Keyes and her coworkers don’t stop Keyes from claiming that the 2017 to 2019 “major spike” in marijuana use by adolescents (which is now seeming to be decreasing) shows that “more regulation” is needed. The authors note that marketing campaigns for many cannabis products have increased in legalized marijuana environments. According to them, “cannabis vapers are promoted on many platforms such as social media.” Instagram has “cannabis vapers” being followed by over half a billion people. Advertisements often depict young women, with no age restriction. These ads are often viewed by teenagers and could influence their behavior, according to the researchers.

If this is true, then why hasn’t the “marketing effort” led to more teenagers consuming marijuana in states where it’s legal for medical and recreational purposes? Keyes et al. They don’t specify what type of regulation they are referring to, but say that they want to “reduce exposure to marketing.” [are] critical.” It seems that they are arguing that such messages have only been able to influence a switch from smoking to vaping among teens who smoke marijuana. This is despite the fact that overall cannabis use has declined.

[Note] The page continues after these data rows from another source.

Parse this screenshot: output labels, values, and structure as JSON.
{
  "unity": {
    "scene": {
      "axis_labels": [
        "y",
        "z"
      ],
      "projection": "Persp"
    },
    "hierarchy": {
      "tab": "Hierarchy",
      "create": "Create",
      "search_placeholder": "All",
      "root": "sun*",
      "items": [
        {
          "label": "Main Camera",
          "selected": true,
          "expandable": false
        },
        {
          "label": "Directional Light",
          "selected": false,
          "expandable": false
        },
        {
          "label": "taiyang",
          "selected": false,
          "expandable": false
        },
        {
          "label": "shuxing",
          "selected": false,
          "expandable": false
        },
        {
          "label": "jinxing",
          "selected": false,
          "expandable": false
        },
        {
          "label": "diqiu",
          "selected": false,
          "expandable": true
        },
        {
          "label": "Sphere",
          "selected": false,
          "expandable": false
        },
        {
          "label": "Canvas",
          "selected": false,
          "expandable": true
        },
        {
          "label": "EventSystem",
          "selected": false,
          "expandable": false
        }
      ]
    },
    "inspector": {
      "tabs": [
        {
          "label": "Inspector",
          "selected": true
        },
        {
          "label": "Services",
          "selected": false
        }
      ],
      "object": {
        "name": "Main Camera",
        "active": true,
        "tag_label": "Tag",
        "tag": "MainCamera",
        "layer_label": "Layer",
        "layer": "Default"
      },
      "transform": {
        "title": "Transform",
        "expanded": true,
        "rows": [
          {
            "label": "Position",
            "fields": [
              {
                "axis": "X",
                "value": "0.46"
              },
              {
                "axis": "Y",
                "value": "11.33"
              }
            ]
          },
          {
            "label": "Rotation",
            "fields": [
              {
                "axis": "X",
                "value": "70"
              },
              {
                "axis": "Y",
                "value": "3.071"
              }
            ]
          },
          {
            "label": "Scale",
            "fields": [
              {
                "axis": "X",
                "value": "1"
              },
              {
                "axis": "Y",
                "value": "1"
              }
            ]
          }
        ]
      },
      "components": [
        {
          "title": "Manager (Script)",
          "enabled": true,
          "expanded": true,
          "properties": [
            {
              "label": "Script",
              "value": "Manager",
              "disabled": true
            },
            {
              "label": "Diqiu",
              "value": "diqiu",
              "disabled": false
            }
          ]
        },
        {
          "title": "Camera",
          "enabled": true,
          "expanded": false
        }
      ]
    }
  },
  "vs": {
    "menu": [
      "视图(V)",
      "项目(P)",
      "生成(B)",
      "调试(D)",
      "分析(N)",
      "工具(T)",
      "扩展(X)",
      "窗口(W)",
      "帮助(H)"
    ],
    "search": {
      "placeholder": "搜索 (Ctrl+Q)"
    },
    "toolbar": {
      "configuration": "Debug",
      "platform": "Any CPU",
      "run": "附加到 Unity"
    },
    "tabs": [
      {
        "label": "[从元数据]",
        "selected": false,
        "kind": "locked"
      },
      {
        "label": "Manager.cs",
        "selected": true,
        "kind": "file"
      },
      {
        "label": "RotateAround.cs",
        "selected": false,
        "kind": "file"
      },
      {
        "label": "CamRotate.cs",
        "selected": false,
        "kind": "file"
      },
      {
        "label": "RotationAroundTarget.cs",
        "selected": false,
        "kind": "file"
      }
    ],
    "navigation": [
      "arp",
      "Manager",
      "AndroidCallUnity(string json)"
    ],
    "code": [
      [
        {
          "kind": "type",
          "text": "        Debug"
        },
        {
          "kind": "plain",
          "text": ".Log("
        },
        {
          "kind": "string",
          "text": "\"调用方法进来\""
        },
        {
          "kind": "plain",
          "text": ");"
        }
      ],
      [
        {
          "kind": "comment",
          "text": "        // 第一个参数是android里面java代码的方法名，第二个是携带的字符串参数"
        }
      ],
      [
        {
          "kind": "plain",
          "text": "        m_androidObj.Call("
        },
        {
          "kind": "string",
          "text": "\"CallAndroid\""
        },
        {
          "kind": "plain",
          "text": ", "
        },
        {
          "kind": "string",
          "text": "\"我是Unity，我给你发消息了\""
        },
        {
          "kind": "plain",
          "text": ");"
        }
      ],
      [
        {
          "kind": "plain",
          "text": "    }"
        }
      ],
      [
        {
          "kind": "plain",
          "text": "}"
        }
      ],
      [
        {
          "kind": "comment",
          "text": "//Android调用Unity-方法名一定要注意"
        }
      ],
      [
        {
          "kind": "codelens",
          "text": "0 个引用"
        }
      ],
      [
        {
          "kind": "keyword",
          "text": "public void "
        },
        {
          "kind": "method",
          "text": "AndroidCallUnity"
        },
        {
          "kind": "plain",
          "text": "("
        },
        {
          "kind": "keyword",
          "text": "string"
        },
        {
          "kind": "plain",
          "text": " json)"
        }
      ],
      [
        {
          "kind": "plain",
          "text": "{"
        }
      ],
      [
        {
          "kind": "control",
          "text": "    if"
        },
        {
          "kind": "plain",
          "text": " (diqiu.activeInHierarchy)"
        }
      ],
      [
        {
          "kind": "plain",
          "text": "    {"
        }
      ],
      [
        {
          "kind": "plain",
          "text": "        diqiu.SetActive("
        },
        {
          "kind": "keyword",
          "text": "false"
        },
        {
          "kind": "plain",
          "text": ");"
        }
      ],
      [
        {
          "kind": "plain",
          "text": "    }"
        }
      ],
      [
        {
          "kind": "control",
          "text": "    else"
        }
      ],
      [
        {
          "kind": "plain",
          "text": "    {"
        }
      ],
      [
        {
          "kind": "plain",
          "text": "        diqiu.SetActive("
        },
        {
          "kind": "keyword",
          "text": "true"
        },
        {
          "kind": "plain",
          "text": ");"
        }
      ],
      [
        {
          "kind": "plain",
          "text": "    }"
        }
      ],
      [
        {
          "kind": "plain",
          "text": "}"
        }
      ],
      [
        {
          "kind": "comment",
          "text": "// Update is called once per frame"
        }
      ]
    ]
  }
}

Gieringer believes that the concern about this trend is exaggerated. Gieringer believes, on the whole, that teens should switch to electronic cigarettes.